Lesser Slave Watershed Alliance held an open house March 22 on World Water Day at its office in High Prairie during Canada Water Week, March 19-25. People were invited to meet the staff, learn about the watershed, children enter a colouring contest and enter to win Canada Water Week prizes. Left-right, are watershed executive director Meghan Payne, Monique Roy, a Grade 9 student of Prairie River Junior High School in High Prairie, and watershed co-ordinator Kaylyn Jackson.

Richard Froese,
Lesser Slave Watershed Council and Mighty Peace Watershed Alliance will benefit from a pool of $12 million the provincial government has invested to protect water.

The Government of Alberta is safeguarding water resources with nearly $12 million in new multi-year grants for watershed planning and advisory councils and the Alberta Water Council, states a news release from the provincial government dated March 22, World Water Day.

“It’s a great commitment by the government,” says Megan Payne, executive director of Lesser Slave Watershed Council.
“It will provide some security to us for the next few years to continue our ongoing programs and watershed planning.”

Each year for the next three years, 11 local watershed councils will receive $3.2 million per year to assess watershed health and plan for water management. The Alberta Water Council will receive $750,000 per year for the next three years to preserve water resources.

“We are taking steps to protect Alberta’s water through partnerships and collaboration,” says Environment and Parks Minister Shannon Phillips, minister responsible for the Climate Change Office.
“World Water Day challenges us to think about how we protect this extraordinary economic and environmental resource.”

Each watershed planning and advisory council represents a major river basin in Alberta.

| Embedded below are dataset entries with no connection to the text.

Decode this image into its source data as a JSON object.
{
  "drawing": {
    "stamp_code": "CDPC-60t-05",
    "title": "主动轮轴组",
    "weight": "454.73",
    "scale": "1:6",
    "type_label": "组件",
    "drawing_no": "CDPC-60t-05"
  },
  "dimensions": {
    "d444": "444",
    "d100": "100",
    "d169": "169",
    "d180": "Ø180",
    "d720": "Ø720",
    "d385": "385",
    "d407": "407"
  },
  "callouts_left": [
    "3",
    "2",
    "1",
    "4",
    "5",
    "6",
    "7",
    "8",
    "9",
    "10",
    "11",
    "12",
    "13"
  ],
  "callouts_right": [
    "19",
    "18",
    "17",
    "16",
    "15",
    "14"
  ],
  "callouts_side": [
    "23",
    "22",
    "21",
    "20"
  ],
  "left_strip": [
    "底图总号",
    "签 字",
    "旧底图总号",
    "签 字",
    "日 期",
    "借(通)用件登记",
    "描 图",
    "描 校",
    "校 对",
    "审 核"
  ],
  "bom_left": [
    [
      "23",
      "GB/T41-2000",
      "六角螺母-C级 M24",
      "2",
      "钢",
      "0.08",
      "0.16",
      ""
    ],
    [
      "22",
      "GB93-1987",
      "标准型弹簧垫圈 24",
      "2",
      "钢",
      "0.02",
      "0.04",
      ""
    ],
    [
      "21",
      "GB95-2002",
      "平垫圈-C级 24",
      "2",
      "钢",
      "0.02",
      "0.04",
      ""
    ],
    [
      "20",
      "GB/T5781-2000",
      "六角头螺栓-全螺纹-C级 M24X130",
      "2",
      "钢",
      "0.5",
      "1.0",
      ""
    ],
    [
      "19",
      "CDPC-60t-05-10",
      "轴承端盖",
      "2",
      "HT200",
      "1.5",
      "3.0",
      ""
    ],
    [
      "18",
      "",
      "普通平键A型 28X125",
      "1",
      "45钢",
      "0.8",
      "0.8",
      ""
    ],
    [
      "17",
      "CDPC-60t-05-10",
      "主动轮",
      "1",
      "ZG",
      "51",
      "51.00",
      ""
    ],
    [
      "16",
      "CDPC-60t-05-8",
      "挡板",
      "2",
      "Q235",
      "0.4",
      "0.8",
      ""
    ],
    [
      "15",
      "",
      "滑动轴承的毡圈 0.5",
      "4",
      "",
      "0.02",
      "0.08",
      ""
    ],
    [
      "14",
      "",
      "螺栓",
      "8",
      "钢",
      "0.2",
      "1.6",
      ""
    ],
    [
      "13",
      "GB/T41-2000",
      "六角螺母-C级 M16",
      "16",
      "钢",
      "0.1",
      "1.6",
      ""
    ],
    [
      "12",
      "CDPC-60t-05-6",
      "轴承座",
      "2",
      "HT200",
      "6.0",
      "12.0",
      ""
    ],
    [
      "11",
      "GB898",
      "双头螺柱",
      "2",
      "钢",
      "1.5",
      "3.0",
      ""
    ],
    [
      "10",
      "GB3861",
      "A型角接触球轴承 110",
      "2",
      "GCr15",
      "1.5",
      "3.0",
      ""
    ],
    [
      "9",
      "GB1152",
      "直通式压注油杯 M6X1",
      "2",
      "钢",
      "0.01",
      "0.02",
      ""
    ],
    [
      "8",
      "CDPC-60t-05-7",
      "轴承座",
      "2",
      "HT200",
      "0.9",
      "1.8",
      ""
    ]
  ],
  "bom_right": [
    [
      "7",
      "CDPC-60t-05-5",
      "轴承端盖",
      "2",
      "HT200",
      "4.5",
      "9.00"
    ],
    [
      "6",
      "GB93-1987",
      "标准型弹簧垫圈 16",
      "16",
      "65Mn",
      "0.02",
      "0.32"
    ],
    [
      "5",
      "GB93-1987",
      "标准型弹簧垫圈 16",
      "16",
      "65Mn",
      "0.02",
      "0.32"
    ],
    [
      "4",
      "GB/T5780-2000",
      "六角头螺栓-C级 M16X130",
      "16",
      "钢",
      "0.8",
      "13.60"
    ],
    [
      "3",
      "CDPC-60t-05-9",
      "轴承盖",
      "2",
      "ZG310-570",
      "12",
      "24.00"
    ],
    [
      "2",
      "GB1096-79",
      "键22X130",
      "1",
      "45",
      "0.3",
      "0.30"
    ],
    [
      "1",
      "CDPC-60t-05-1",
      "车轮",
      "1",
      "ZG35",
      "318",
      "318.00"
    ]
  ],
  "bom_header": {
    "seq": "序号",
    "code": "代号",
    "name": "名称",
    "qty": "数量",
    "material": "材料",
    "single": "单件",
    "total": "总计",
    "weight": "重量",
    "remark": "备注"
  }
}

The non-profit organizations work with the public, First Nations, governments, industry and conservation groups to support community flood- and drought-resiliency planning.

They also evaluate the health of local watersheds and support water planning and management frameworks.

“The Government of Alberta’s commitment to predictable funding will support sound, consensus-based advice on important water management issues,” says Andre Asselin, acting executive director of the Alberta Watershed Council.
“We need to work together to tackle flooding and drought, headwater protection and the threat posed by aquatic invasive species and whirling disease.”

The Alberta Water Council is a non-profit organization with 24 members from governments, industry and non-government organizations.

Its primary task is to monitor and steward implementation of the Alberta’s Water for Life strategy.

Members work with major water users to improve efficiency and productivity and work to improve water literacy in the province.

Share this post